Your clarinet may need professional repair now that you’ve discovered the leaky pad. A good pad set should last for years; however, excessive dampness might shorten its life.

Remove dust or other materials from your tone holes using a cotton swab or key brush.

 

Step 7: Oiling the Keys

While the clarinet is mostly made of non-rusting metal, the screws used on those sections might corrode if stored in high humidity or often put away damp.

A drop of key oil on each hinge will lubricate and protect it from rust. Small drops of key oil go a long way.

 

Step 8: Inspecting the Corks

It is important to keep corks lubricated to protect them from drying out and becoming compressed.

Cork grease can help if the cork on the mouthpiece, upper joint, or lower joint feels dry or is hard to slip into its socket. Spread the oil evenly over the cork, but don’t use too much, or it will leak out of the joint and into unexpected places.

 

Step 9: Applying Bore Oil

Bore oil safeguards the clarinet’s wood from moisture and breaking. Soak a clean cotton clarinet swab in some oil before connecting the barrel, lower, and upper joint.

Pull the swab softly through the clarinet and let it absorb for several minutes. To remove extra oil, run another fresh swab through several times.

 

Clarinet Maintenance Tips

Here are some additional clarinet maintenance suggestions.
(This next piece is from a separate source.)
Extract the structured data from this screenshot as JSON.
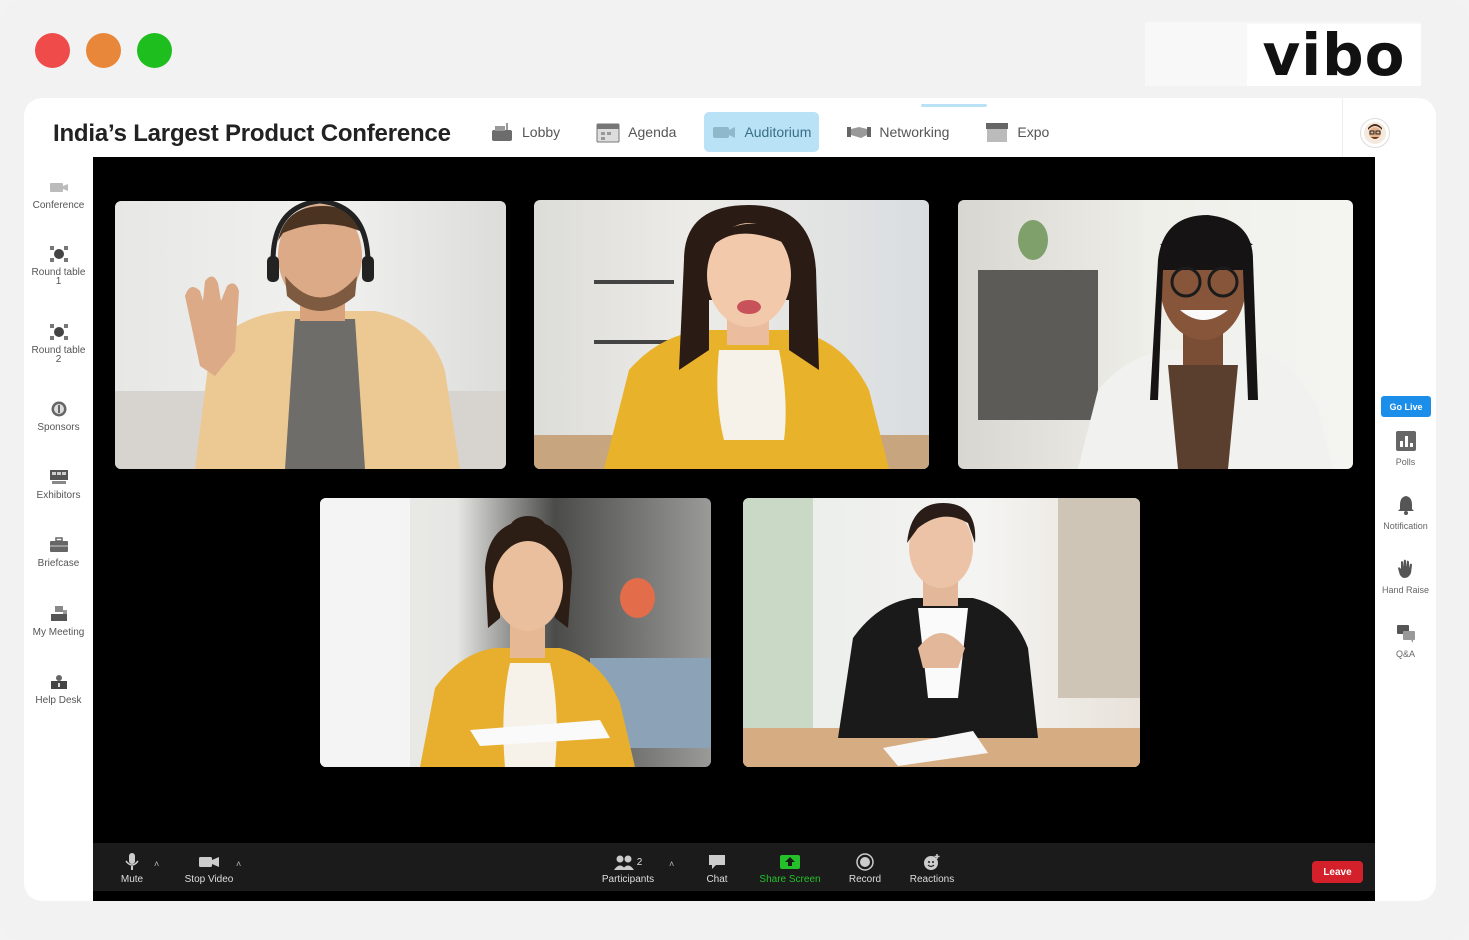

  • Always brush your teeth and thoroughly wash your hands before playing.
  • Swap out scuffed clarinet pads, preventing the unpleasant buzzing of your clarinet.
  • Clean the tone hole tubing. Dirt settles in the tone holes. It is important to note that ignoring the tone holes for keys #9, #10, and #12 causes flat, out-of-tune notes in the throat tone register.
  • Make sure the clarinet rings are clean. Dirt and dust accumulate in the clarinet rings, causing intonation issues.
  • Clean your swabs. Cleaning the clarinet with a filthy swab negates the purpose.
  • Three times a year, oil the keys. Apply key oil to the instrument’s moving rods. If you can’t find key oil, try sweet almond oil.
  • clarinet keys should be wiped clean.  This prevents rusting and natural sweating from degrading the key plating.
  • Every six months, see a woodwind technician. If you can’t go every six months, aim to go at least once a year.

 

Final Thoughts

Now you know how to clean and maintain your clarinet. We hope this guide has been beneficial.

Clarinets are attractive instruments, but they are also sensitive, and as such, regular deep cleanings are required to keep them at their best.  Regular cleaning procedures should be built into your routine; after all, a healthy instrument is a consistently performing instrument.

Scroll to Top